WHAT IS REQUIRED → Lines in the entries below where the word "screenshot" shows up should each be copied.

(RECORDS TO USE)

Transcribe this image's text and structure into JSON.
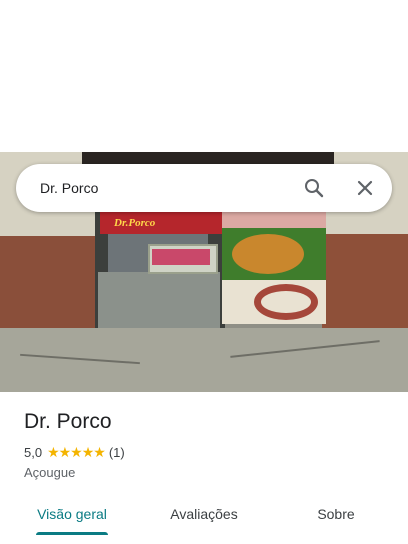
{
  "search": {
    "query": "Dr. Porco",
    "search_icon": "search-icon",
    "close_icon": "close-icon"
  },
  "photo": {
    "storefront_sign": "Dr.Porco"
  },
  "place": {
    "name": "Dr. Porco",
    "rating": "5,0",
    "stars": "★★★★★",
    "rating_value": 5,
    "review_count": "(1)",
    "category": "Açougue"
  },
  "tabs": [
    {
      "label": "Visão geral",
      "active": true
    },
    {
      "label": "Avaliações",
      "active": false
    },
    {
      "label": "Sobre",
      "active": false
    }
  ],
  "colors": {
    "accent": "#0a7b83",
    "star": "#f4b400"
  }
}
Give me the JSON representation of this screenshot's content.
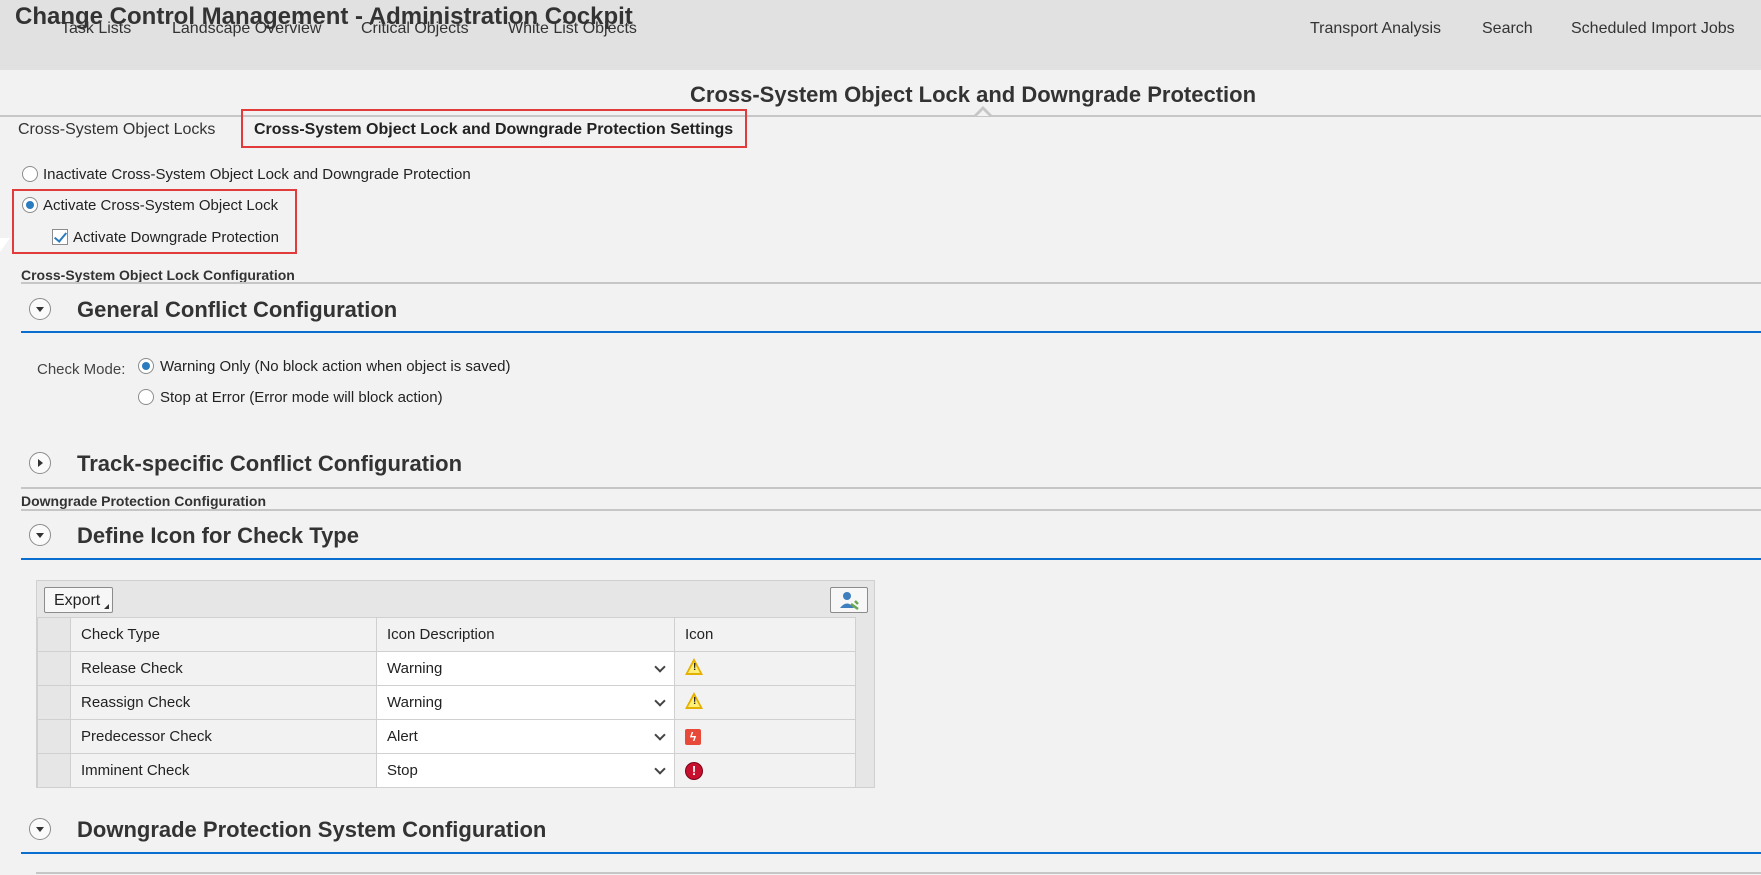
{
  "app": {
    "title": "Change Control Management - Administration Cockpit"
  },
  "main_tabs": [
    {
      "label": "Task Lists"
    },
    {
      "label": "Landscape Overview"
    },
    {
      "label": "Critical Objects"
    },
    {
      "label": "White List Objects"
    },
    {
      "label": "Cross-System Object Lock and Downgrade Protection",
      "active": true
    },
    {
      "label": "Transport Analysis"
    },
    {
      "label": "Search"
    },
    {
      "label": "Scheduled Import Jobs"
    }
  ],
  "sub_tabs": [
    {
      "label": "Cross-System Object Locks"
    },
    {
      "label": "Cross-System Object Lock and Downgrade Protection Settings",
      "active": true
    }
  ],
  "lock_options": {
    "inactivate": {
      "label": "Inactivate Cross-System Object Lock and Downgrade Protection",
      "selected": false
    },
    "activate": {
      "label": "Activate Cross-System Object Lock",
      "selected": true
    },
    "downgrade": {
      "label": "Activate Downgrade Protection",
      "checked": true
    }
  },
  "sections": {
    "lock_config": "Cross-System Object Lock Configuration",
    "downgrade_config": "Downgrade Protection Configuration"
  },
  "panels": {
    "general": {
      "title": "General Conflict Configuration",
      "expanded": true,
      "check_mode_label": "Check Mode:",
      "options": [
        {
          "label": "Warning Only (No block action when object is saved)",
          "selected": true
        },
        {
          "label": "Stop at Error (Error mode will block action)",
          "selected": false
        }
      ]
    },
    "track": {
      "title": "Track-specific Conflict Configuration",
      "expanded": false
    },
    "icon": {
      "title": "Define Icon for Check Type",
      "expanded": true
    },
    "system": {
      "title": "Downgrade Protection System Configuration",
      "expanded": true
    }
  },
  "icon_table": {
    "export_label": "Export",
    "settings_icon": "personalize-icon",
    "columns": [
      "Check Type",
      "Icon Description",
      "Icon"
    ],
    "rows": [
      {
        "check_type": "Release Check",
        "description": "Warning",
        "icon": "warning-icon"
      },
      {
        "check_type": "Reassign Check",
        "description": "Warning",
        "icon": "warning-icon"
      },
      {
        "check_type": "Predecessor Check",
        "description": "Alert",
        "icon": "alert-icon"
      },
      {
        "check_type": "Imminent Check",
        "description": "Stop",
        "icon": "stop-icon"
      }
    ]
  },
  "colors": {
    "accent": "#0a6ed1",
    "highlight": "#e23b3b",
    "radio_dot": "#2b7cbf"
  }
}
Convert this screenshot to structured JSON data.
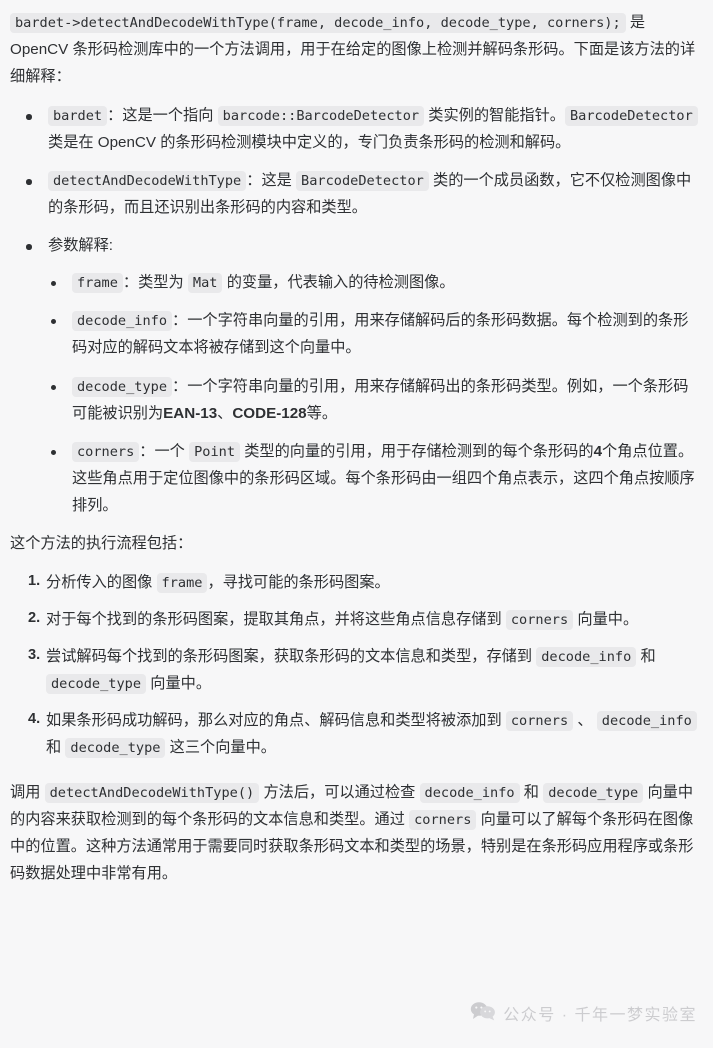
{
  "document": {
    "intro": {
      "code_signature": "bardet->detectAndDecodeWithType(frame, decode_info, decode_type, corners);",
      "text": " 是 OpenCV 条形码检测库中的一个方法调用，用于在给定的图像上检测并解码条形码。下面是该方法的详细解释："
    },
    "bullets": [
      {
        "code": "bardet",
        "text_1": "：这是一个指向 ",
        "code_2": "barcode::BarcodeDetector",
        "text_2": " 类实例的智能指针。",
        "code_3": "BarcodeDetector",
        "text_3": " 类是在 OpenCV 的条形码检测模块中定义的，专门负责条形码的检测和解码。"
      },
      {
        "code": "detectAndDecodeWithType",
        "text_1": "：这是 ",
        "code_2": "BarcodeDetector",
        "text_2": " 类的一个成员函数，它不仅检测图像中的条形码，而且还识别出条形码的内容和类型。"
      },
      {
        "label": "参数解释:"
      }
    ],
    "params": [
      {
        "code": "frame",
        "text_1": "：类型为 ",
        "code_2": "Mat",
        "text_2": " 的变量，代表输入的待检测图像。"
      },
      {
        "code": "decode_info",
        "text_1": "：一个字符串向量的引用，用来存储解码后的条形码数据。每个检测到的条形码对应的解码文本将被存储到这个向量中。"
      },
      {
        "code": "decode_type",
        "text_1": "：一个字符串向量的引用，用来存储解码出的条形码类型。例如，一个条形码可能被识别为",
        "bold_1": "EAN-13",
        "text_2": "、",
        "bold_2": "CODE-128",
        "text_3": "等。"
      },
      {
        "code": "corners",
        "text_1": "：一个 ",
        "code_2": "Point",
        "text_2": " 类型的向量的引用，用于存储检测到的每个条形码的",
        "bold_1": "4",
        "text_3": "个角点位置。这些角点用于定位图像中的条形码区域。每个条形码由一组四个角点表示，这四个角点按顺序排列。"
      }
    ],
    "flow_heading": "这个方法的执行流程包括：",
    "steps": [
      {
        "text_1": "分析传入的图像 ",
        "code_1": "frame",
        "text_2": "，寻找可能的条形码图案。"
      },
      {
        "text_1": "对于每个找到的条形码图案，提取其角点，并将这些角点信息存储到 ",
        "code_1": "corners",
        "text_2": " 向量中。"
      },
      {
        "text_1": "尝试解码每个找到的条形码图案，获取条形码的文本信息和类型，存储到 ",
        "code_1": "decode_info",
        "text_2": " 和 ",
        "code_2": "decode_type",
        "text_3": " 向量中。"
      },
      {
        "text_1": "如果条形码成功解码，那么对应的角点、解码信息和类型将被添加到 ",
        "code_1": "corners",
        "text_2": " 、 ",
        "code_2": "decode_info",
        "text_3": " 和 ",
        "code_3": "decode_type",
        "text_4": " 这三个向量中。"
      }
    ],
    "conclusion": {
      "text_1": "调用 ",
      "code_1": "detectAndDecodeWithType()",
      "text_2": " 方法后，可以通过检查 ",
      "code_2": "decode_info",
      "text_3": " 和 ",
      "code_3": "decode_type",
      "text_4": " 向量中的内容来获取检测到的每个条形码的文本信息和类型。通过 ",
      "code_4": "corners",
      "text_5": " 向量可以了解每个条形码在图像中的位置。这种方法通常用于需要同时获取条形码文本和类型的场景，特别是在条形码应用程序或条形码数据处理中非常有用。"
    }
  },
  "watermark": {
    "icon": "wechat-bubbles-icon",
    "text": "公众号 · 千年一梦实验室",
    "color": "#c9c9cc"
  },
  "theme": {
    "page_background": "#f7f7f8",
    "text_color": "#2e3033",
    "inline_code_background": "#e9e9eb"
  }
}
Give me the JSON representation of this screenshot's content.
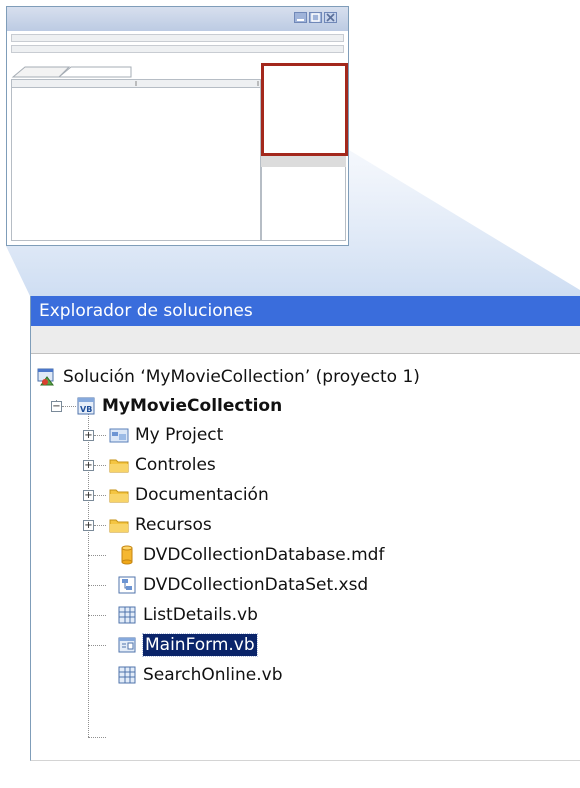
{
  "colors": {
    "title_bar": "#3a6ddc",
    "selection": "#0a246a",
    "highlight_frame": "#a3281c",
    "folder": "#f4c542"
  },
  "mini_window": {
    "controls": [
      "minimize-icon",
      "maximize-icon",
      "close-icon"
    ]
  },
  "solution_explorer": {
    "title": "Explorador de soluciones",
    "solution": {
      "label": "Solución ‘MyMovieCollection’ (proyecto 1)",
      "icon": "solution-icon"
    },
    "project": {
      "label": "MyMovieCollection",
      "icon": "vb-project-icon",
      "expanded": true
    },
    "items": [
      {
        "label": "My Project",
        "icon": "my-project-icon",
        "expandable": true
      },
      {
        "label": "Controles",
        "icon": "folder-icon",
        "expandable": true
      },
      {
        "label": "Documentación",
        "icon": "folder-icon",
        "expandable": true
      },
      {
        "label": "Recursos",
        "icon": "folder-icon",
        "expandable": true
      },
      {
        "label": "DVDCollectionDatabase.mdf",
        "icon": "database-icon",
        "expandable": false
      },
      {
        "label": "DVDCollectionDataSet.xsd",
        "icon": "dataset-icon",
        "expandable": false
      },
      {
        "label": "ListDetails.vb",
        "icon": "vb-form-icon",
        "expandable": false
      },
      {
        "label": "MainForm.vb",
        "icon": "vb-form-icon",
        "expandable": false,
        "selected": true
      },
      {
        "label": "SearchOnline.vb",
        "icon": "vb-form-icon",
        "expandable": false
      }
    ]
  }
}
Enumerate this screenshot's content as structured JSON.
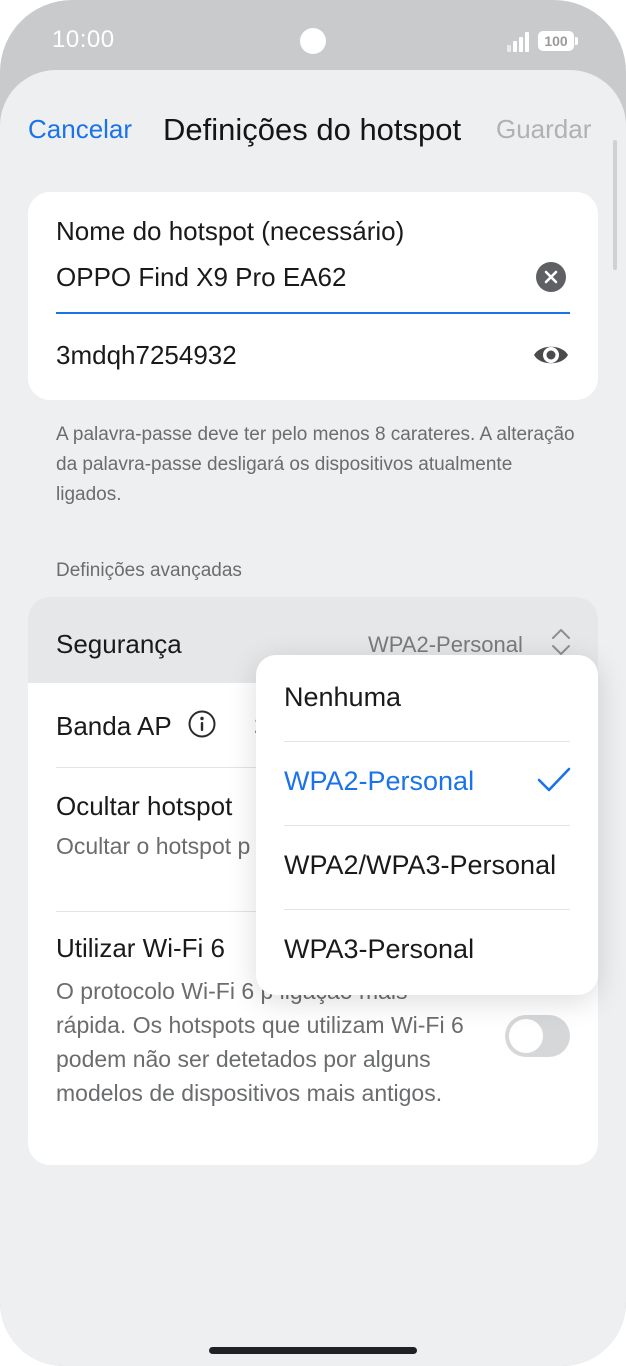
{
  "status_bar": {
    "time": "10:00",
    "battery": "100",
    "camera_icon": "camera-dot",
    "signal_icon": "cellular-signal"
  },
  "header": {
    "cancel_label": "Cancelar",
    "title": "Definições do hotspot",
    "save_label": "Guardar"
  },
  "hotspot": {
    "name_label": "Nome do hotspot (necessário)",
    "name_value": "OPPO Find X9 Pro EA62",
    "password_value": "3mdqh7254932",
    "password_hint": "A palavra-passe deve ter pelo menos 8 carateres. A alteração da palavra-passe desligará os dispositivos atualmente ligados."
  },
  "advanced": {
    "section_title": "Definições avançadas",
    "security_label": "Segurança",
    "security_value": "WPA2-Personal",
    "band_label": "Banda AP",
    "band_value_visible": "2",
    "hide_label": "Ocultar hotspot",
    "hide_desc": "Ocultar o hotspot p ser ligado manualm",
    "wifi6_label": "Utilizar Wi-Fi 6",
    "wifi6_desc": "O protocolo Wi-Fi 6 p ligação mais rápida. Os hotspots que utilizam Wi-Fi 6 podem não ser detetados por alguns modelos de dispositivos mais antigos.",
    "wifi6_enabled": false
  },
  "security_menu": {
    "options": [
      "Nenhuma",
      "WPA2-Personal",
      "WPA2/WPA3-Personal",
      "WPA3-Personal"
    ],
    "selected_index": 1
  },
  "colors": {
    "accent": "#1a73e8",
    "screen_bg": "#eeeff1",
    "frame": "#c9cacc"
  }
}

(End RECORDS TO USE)

RESPONSE TO THIS TASK →
Give me the JSON representation of this screenshot's content.
Convert this screenshot to structured JSON data.
Give me the JSON representation of this screenshot's content.
Enumerate this screenshot's content as structured JSON.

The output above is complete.